Where a picture appears, leave it out, and print the rest of the records as they are.

Website and app data records
※ ※ ※
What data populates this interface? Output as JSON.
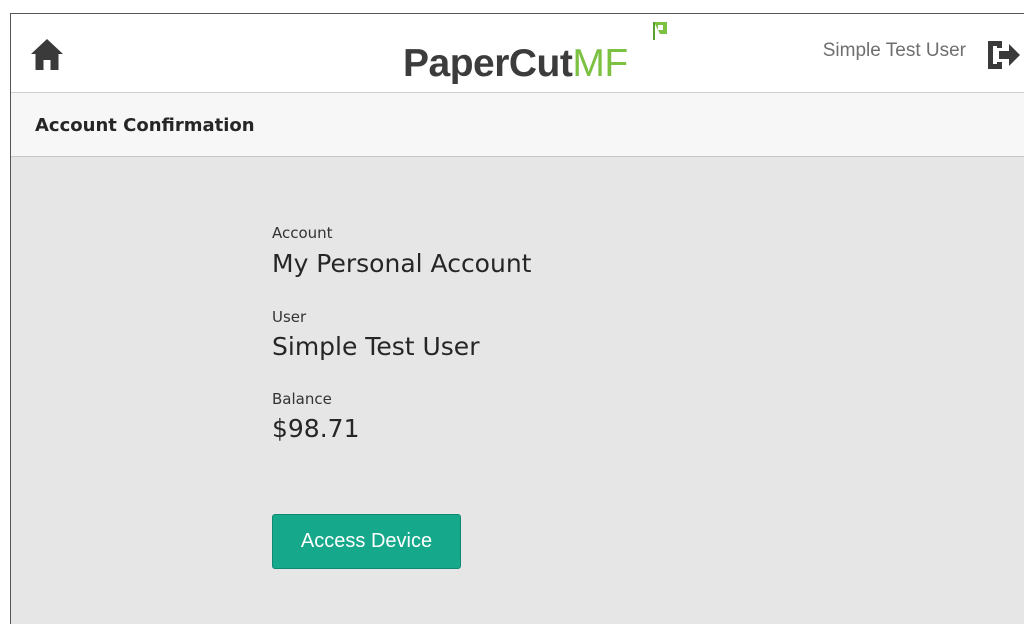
{
  "header": {
    "home_icon": "home-icon",
    "logo_brand": "PaperCut",
    "logo_suffix": "MF",
    "user_name": "Simple Test User",
    "logout_icon": "logout-icon"
  },
  "subheader": {
    "title": "Account Confirmation"
  },
  "details": {
    "account_label": "Account",
    "account_value": "My Personal Account",
    "user_label": "User",
    "user_value": "Simple Test User",
    "balance_label": "Balance",
    "balance_value": "$98.71"
  },
  "actions": {
    "access_device_label": "Access Device"
  },
  "colors": {
    "accent": "#15a88b",
    "logo_green": "#7dc142",
    "background": "#e6e6e6"
  }
}
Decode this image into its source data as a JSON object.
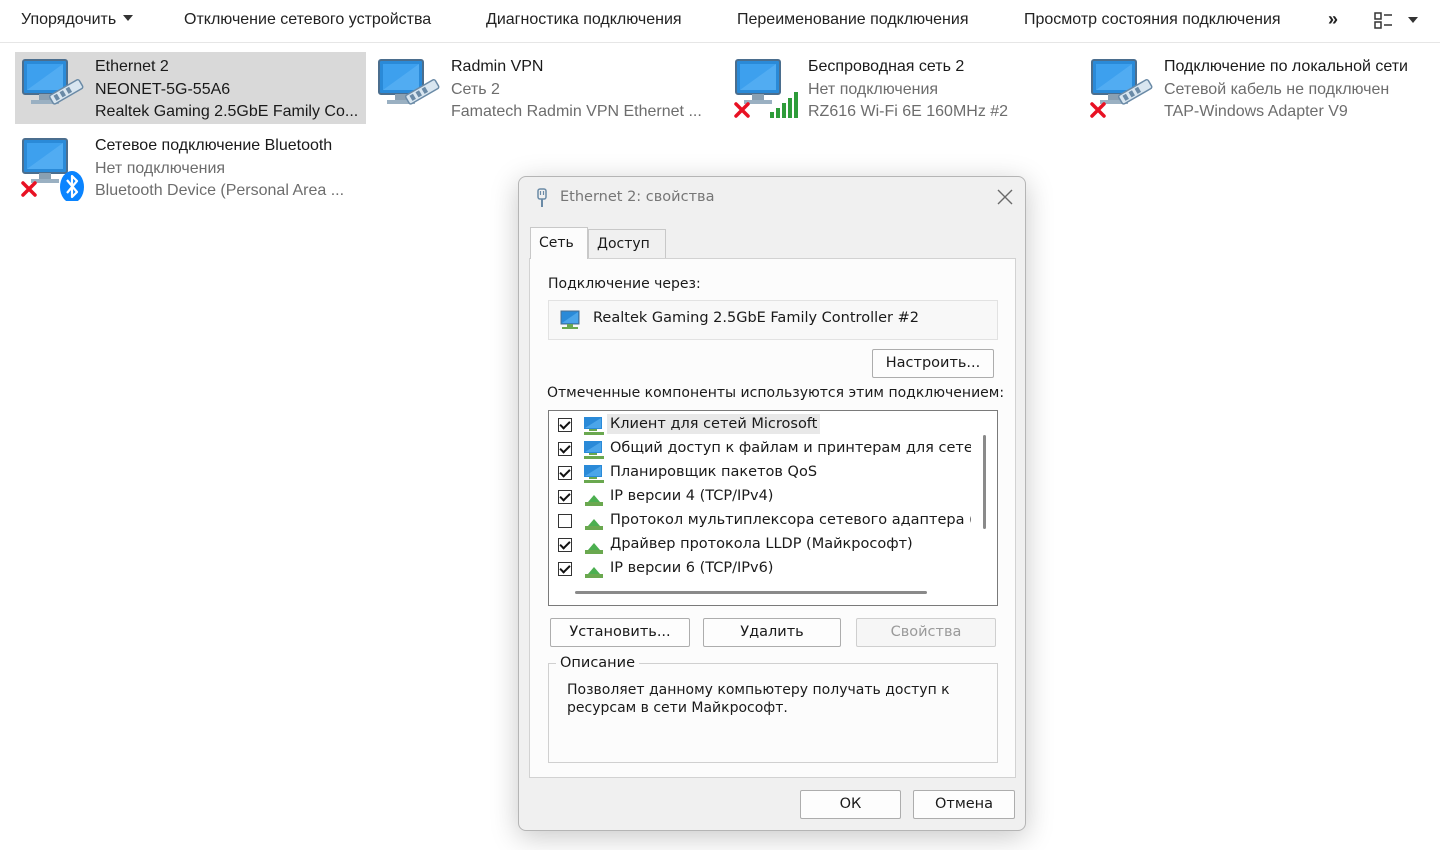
{
  "toolbar": {
    "organize": "Упорядочить",
    "disable": "Отключение сетевого устройства",
    "diagnose": "Диагностика подключения",
    "rename": "Переименование подключения",
    "status": "Просмотр состояния подключения",
    "more": "»"
  },
  "connections": [
    {
      "name": "Ethernet 2",
      "status": "NEONET-5G-55A6",
      "device": "Realtek Gaming 2.5GbE Family Co...",
      "icon": "ethernet-icon",
      "selected": true
    },
    {
      "name": "Radmin VPN",
      "status": "Сеть 2",
      "device": "Famatech Radmin VPN Ethernet ...",
      "icon": "ethernet-icon"
    },
    {
      "name": "Беспроводная сеть 2",
      "status": "Нет подключения",
      "device": "RZ616 Wi-Fi 6E 160MHz #2",
      "icon": "wifi-icon",
      "disconnected": true
    },
    {
      "name": "Подключение по локальной сети",
      "status": "Сетевой кабель не подключен",
      "device": "TAP-Windows Adapter V9",
      "icon": "ethernet-icon",
      "disconnected": true
    },
    {
      "name": "Сетевое подключение Bluetooth",
      "status": "Нет подключения",
      "device": "Bluetooth Device (Personal Area ...",
      "icon": "bluetooth-icon",
      "disconnected": true
    }
  ],
  "dialog": {
    "title": "Ethernet 2: свойства",
    "tabs": [
      "Сеть",
      "Доступ"
    ],
    "connect_using_label": "Подключение через:",
    "adapter_name": "Realtek Gaming 2.5GbE Family Controller #2",
    "configure_button": "Настроить...",
    "components_label": "Отмеченные компоненты используются этим подключением:",
    "components": [
      {
        "label": "Клиент для сетей Microsoft",
        "checked": true,
        "icon": "network-client-icon"
      },
      {
        "label": "Общий доступ к файлам и принтерам для сетей Mi",
        "checked": true,
        "icon": "network-client-icon"
      },
      {
        "label": "Планировщик пакетов QoS",
        "checked": true,
        "icon": "network-client-icon"
      },
      {
        "label": "IP версии 4 (TCP/IPv4)",
        "checked": true,
        "icon": "protocol-icon"
      },
      {
        "label": "Протокол мультиплексора сетевого адаптера (Май",
        "checked": false,
        "icon": "protocol-icon"
      },
      {
        "label": "Драйвер протокола LLDP (Майкрософт)",
        "checked": true,
        "icon": "protocol-icon"
      },
      {
        "label": "IP версии 6 (TCP/IPv6)",
        "checked": true,
        "icon": "protocol-icon"
      }
    ],
    "install_button": "Установить...",
    "remove_button": "Удалить",
    "properties_button": "Свойства",
    "description_legend": "Описание",
    "description_text": "Позволяет данному компьютеру получать доступ к ресурсам в сети Майкрософт.",
    "ok_button": "ОК",
    "cancel_button": "Отмена"
  },
  "colors": {
    "selected_tile": "#d9d9d9",
    "dialog_bg": "#f0f0f0",
    "error_red": "#e81123",
    "bluetooth_blue": "#0a84ff"
  }
}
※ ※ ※
■ **Exercise solution**
What data populates this interface? Output as JSON.
{
  "header": {
    "home_icon": "home-icon",
    "logo_brand": "PaperCut",
    "logo_suffix": "MF",
    "user_name": "Simple Test User",
    "logout_icon": "logout-icon"
  },
  "subheader": {
    "title": "Account Confirmation"
  },
  "details": {
    "account_label": "Account",
    "account_value": "My Personal Account",
    "user_label": "User",
    "user_value": "Simple Test User",
    "balance_label": "Balance",
    "balance_value": "$98.71"
  },
  "actions": {
    "access_device_label": "Access Device"
  },
  "colors": {
    "accent": "#15a88b",
    "logo_green": "#7dc142",
    "background": "#e6e6e6"
  }
}
Decode this image into its source data as a JSON object.
{
  "toolbar": {
    "organize": "Упорядочить",
    "disable": "Отключение сетевого устройства",
    "diagnose": "Диагностика подключения",
    "rename": "Переименование подключения",
    "status": "Просмотр состояния подключения",
    "more": "»"
  },
  "connections": [
    {
      "name": "Ethernet 2",
      "status": "NEONET-5G-55A6",
      "device": "Realtek Gaming 2.5GbE Family Co...",
      "icon": "ethernet-icon",
      "selected": true
    },
    {
      "name": "Radmin VPN",
      "status": "Сеть 2",
      "device": "Famatech Radmin VPN Ethernet ...",
      "icon": "ethernet-icon"
    },
    {
      "name": "Беспроводная сеть 2",
      "status": "Нет подключения",
      "device": "RZ616 Wi-Fi 6E 160MHz #2",
      "icon": "wifi-icon",
      "disconnected": true
    },
    {
      "name": "Подключение по локальной сети",
      "status": "Сетевой кабель не подключен",
      "device": "TAP-Windows Adapter V9",
      "icon": "ethernet-icon",
      "disconnected": true
    },
    {
      "name": "Сетевое подключение Bluetooth",
      "status": "Нет подключения",
      "device": "Bluetooth Device (Personal Area ...",
      "icon": "bluetooth-icon",
      "disconnected": true
    }
  ],
  "dialog": {
    "title": "Ethernet 2: свойства",
    "tabs": [
      "Сеть",
      "Доступ"
    ],
    "connect_using_label": "Подключение через:",
    "adapter_name": "Realtek Gaming 2.5GbE Family Controller #2",
    "configure_button": "Настроить...",
    "components_label": "Отмеченные компоненты используются этим подключением:",
    "components": [
      {
        "label": "Клиент для сетей Microsoft",
        "checked": true,
        "icon": "network-client-icon"
      },
      {
        "label": "Общий доступ к файлам и принтерам для сетей Mi",
        "checked": true,
        "icon": "network-client-icon"
      },
      {
        "label": "Планировщик пакетов QoS",
        "checked": true,
        "icon": "network-client-icon"
      },
      {
        "label": "IP версии 4 (TCP/IPv4)",
        "checked": true,
        "icon": "protocol-icon"
      },
      {
        "label": "Протокол мультиплексора сетевого адаптера (Май",
        "checked": false,
        "icon": "protocol-icon"
      },
      {
        "label": "Драйвер протокола LLDP (Майкрософт)",
        "checked": true,
        "icon": "protocol-icon"
      },
      {
        "label": "IP версии 6 (TCP/IPv6)",
        "checked": true,
        "icon": "protocol-icon"
      }
    ],
    "install_button": "Установить...",
    "remove_button": "Удалить",
    "properties_button": "Свойства",
    "description_legend": "Описание",
    "description_text": "Позволяет данному компьютеру получать доступ к ресурсам в сети Майкрософт.",
    "ok_button": "ОК",
    "cancel_button": "Отмена"
  },
  "colors": {
    "selected_tile": "#d9d9d9",
    "dialog_bg": "#f0f0f0",
    "error_red": "#e81123",
    "bluetooth_blue": "#0a84ff"
  }
}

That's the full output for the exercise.